The third collaboration of star James Stewart, writer Borden Chase, and director Anthony Mann, The Far Country (1955) features Stewart as a hard-edged cattleman turned miner who gets enmeshed in the corrupt forces threatening to take over a pioneer mining town. As far west as the Western can get, the Yukon environs of Dawson match the extremity of Stewart's loner Jeff; his close relationship with his partner Ben is the only sign of Jeff's humanity. Jeff may rethink his ways after a tragedy, but he joins the community via the disreputable avenue of revenge. Even though the community is worth saving, Chase neatly sums up the potential for venality with the observation that gold "drives a man crazy." More self-consciously stylized than Mann's other color westerns with Stewart, the film intersperses backdrops and rear projection with location shots, emphasizing the disjunction between Stewart and his surroundings, as he lives by his constant urge to move on rather than integrate himself.
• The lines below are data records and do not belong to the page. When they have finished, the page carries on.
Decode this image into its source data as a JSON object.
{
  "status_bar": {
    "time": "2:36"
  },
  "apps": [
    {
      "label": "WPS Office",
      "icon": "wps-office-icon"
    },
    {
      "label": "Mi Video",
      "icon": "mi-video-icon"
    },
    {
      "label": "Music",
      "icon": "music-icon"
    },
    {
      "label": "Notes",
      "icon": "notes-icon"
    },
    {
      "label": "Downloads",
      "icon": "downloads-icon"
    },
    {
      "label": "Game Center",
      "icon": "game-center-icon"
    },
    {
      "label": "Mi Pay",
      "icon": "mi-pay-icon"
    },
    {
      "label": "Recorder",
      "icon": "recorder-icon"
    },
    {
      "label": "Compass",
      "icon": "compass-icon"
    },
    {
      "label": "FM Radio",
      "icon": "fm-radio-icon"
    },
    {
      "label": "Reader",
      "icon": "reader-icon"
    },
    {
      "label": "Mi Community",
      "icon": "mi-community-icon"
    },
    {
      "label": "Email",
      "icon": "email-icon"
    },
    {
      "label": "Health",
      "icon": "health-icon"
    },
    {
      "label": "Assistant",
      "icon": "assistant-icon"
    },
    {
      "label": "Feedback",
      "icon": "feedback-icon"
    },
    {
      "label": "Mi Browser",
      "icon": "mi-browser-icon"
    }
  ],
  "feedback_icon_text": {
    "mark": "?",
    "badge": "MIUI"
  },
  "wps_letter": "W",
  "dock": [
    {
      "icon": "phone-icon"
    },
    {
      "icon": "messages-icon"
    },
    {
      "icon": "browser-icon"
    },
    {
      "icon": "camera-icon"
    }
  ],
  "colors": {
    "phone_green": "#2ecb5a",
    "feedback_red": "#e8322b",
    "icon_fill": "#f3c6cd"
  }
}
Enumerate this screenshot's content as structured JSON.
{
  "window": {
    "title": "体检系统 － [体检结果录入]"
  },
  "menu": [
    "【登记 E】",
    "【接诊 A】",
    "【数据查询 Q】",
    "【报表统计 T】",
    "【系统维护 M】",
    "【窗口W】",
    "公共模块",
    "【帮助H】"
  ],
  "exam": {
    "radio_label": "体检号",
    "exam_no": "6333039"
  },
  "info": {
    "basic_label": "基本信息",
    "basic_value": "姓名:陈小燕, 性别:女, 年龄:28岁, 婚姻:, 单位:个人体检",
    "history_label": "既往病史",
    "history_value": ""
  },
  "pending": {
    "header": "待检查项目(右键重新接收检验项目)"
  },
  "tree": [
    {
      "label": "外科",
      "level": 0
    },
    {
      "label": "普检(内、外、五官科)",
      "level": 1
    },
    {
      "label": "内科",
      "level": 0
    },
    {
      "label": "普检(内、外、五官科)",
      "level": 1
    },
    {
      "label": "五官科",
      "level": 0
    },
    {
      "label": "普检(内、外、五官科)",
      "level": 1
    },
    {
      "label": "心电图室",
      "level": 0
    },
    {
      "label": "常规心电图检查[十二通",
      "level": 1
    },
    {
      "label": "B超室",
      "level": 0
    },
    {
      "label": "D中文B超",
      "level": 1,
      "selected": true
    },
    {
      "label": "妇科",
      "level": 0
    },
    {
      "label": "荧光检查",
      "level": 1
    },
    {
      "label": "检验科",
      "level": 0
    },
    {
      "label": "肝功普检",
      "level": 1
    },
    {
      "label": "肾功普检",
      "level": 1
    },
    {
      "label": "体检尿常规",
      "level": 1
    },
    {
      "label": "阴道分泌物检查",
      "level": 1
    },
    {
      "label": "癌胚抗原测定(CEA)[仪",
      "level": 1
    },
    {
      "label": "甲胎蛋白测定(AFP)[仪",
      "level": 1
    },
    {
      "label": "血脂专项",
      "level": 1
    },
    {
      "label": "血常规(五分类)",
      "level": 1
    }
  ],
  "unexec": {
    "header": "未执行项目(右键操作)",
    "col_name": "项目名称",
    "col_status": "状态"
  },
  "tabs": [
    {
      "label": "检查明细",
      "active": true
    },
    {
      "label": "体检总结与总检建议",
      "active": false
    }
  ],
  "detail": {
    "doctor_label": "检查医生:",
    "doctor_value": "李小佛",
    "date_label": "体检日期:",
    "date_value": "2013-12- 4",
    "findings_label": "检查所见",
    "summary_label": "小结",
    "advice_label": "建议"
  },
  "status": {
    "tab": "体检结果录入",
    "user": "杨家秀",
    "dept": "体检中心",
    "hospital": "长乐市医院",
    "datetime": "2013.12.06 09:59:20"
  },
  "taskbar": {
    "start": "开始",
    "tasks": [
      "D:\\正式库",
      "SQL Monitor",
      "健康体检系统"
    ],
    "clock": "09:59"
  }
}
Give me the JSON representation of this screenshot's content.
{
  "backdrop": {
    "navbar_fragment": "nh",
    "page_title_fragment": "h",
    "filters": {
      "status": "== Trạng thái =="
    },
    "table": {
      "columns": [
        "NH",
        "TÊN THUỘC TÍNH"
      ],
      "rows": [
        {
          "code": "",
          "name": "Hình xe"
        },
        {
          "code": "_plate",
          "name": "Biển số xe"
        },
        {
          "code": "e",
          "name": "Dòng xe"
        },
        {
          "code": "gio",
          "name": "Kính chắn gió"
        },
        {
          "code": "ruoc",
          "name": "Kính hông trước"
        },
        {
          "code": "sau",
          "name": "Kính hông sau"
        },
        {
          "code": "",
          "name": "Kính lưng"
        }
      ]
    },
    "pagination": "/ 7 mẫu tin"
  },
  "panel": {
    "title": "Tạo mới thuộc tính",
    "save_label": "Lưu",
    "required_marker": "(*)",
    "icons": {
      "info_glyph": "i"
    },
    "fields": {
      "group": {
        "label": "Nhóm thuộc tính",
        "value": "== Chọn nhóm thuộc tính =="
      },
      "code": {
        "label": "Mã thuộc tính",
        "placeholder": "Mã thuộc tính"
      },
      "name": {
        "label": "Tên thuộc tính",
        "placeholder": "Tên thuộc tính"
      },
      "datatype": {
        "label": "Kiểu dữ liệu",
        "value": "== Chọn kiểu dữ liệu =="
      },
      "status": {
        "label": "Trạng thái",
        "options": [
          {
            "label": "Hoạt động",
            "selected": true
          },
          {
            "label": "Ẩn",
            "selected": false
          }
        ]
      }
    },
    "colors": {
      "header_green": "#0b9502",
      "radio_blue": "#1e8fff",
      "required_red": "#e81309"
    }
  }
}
Although Stewart's moral redemption and relationship with a "good woman" may be schematic, the ironic, occasionally opaque dialogue injects The Far Country's action with a darkly humorous self-awareness that matches the striking yet slightly off-kilter visuals.
by Lucia Bozzola review